I'm going to have back surgery in a few months. I'm not suppose to smoke for two weeks before surgery. The doctor is going to do a nicotine test to see if I've been smoking.

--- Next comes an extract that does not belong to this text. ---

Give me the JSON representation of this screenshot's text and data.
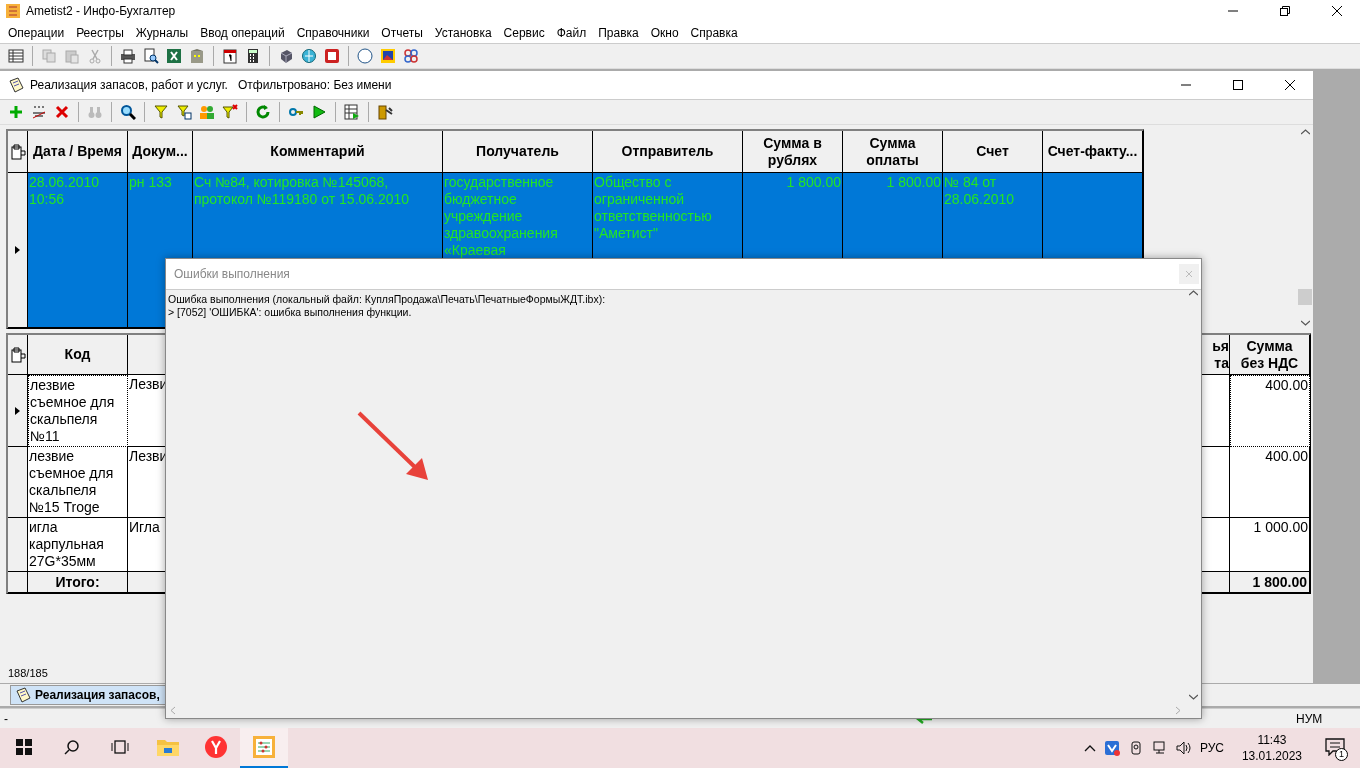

How long does it takes for nicotine to be completely out my system?

Sincerely,
Could really use a cigarette!

Dear Could really use a cigarette!,

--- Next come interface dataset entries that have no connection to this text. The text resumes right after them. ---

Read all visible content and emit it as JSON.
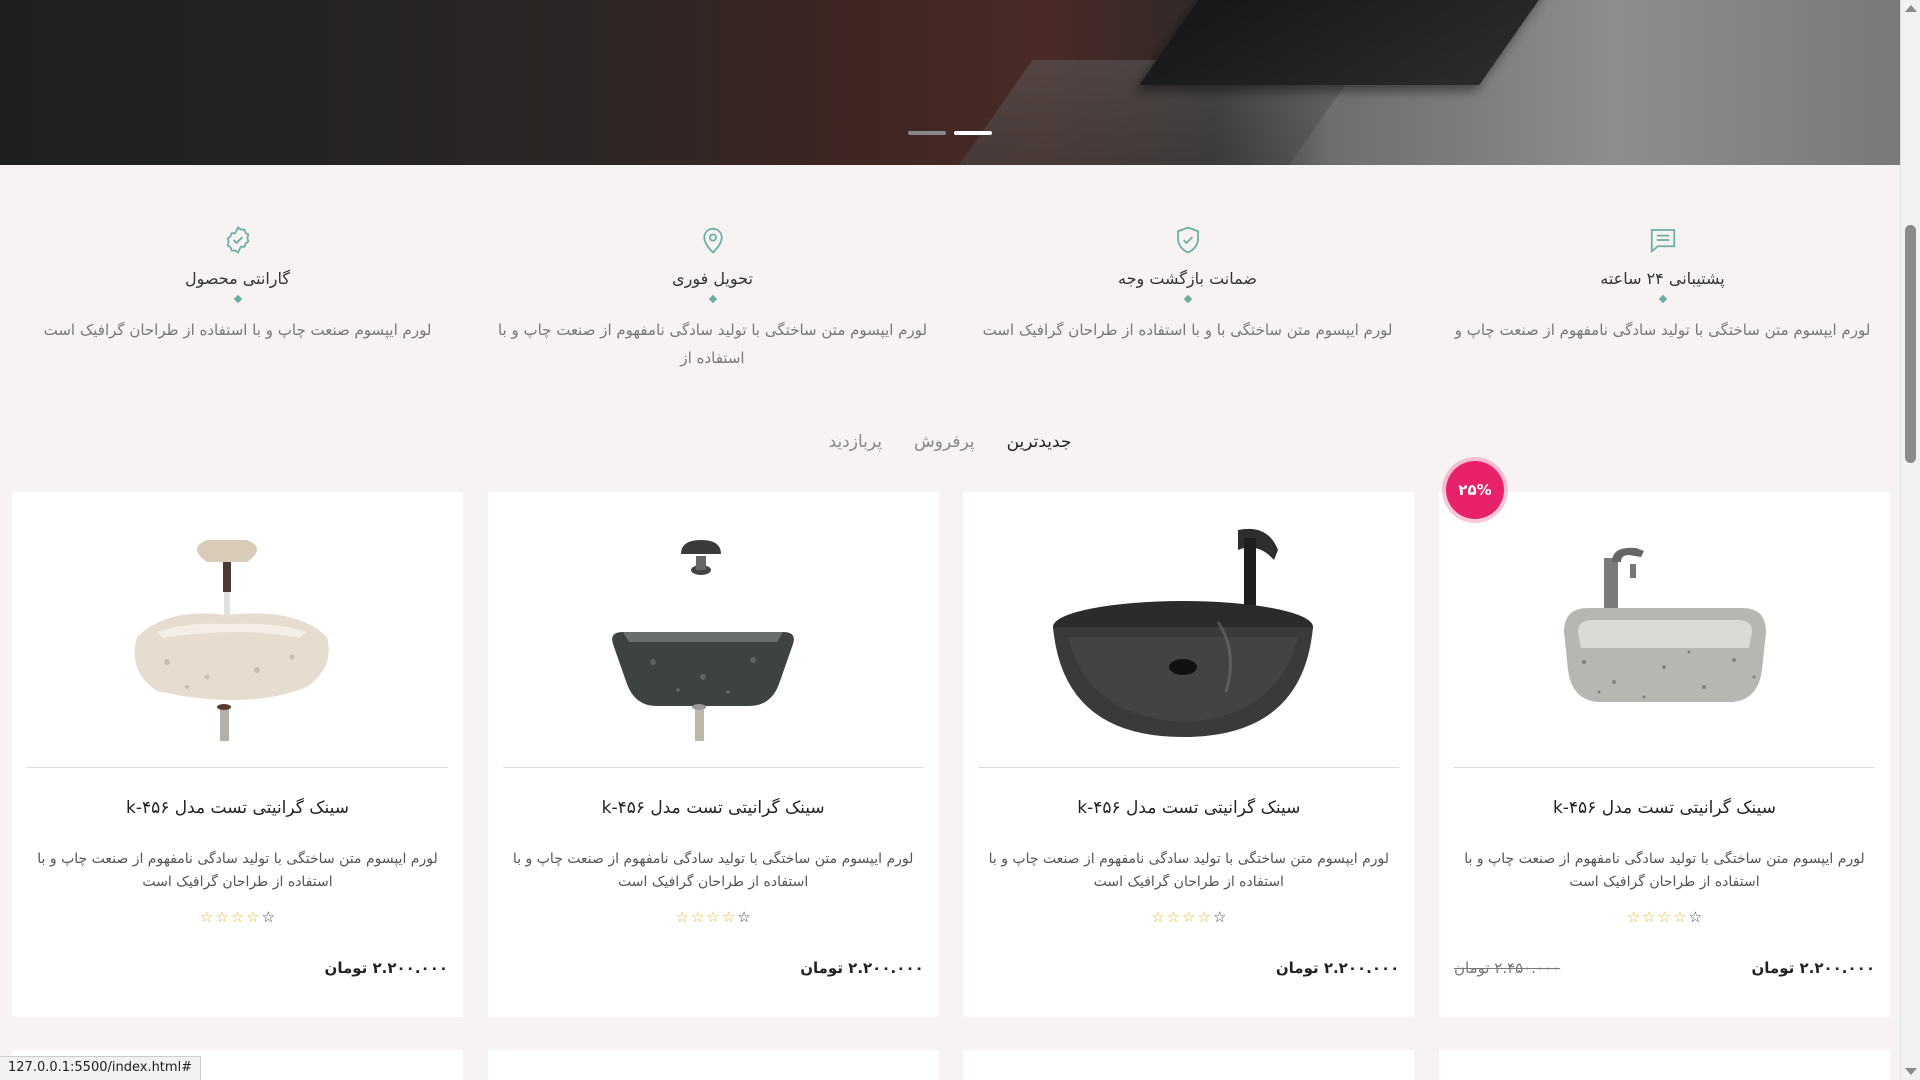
{
  "hero": {
    "slides": 2,
    "active_slide": 2
  },
  "features": [
    {
      "icon": "chat-icon",
      "title": "پشتیبانی ۲۴ ساعته",
      "desc": "لورم ایپسوم متن ساختگی با تولید سادگی نامفهوم از صنعت چاپ و"
    },
    {
      "icon": "shield-check-icon",
      "title": "ضمانت بازگشت وجه",
      "desc": "لورم ایپسوم متن ساختگی با و با استفاده از طراحان گرافیک است"
    },
    {
      "icon": "map-pin-icon",
      "title": "تحویل فوری",
      "desc": "لورم ایپسوم متن ساختگی با تولید سادگی نامفهوم از صنعت چاپ و با استفاده از"
    },
    {
      "icon": "badge-check-icon",
      "title": "گارانتی محصول",
      "desc": "لورم ایپسوم صنعت چاپ و با استفاده از طراحان گرافیک است"
    }
  ],
  "tabs": [
    {
      "label": "جدیدترین",
      "active": true
    },
    {
      "label": "پرفروش",
      "active": false
    },
    {
      "label": "پربازدید",
      "active": false
    }
  ],
  "products": [
    {
      "title": "سینک گرانیتی تست مدل k-۴۵۶",
      "desc": "لورم ایپسوم متن ساختگی با تولید سادگی نامفهوم از صنعت چاپ و با استفاده از طراحان گرافیک است",
      "price": "۲.۲۰۰.۰۰۰ تومان",
      "old_price": "۲.۴۵۰.۰۰۰ تومان",
      "badge": "۲۵%",
      "rating": 0
    },
    {
      "title": "سینک گرانیتی تست مدل k-۴۵۶",
      "desc": "لورم ایپسوم متن ساختگی با تولید سادگی نامفهوم از صنعت چاپ و با استفاده از طراحان گرافیک است",
      "price": "۲.۲۰۰.۰۰۰ تومان",
      "rating": 0
    },
    {
      "title": "سینک گرانیتی تست مدل k-۴۵۶",
      "desc": "لورم ایپسوم متن ساختگی با تولید سادگی نامفهوم از صنعت چاپ و با استفاده از طراحان گرافیک است",
      "price": "۲.۲۰۰.۰۰۰ تومان",
      "rating": 0
    },
    {
      "title": "سینک گرانیتی تست مدل k-۴۵۶",
      "desc": "لورم ایپسوم متن ساختگی با تولید سادگی نامفهوم از صنعت چاپ و با استفاده از طراحان گرافیک است",
      "price": "۲.۲۰۰.۰۰۰ تومان",
      "rating": 0
    }
  ],
  "status_url": "127.0.0.1:5500/index.html#",
  "colors": {
    "accent": "#6aaea1",
    "badge": "#e8216b",
    "star": "#e7b733",
    "background": "#f8f3f3"
  }
}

It is a common practice for health care providers to request that their patients not smoke for a given period of time before an operation.  By asking you to refrain from puffing, your provider wants to make certain that you are at your healthiest before making the first incision. 

Current scientific research backs your provider's desire for you not to smoke due to its negative effects during and after surgery.  Multiple studies have found that individuals who smoked within 24 hours of surgery had decreased blood flow to the heart compared to those who had not smoked before their surgery.  In addition, patients who didn't smoke were approximately six times less likely to suffer from problems with wound healing, and on average were kept in the hospital for two days less than those who continued to puff away prior to surgery.

While nicotine will usually clear your system within a day, the byproducts of smoking, namely carbon monoxide and other chemicals in cigarettes, take longer (usually about 2 weeks) to leave the body.  These chemicals have been shown to interfere with healing by preventing blood from clotting, slowing down the speed of tissue growth, and inhibiting the body's natural immune system.  The test that your medical provider will do to see if you've been smoking is probably a blood, urine, or saliva test for cotenine (a byproduct of nicotine) or a carbon dioxide test that is done by having you breathe into a machine that will test your respiration.  Ensuring a successful surgery means, in part, healing well, and keeping carbon monoxide and the other chemicals in tobacco smoke out of your body prior to and while you recover from surgery is a big part of that.

Quitting smoking takes a lot of hard work, but the result will pay off in terms of your health.  Consider checking out an online program like SmokeFree.gov or call 1-800-QUITNOW to get help quitting.  Columbia students can also take advantage of the tobacco cessation program on campus.  If you haven't already, it may be a good idea to talk to your health care provider or a counselor about tobacco cessation and nicotine replacement therapies before you go into surgery.  S/he may be able to recommend a plan before you go under the knife.  

Alice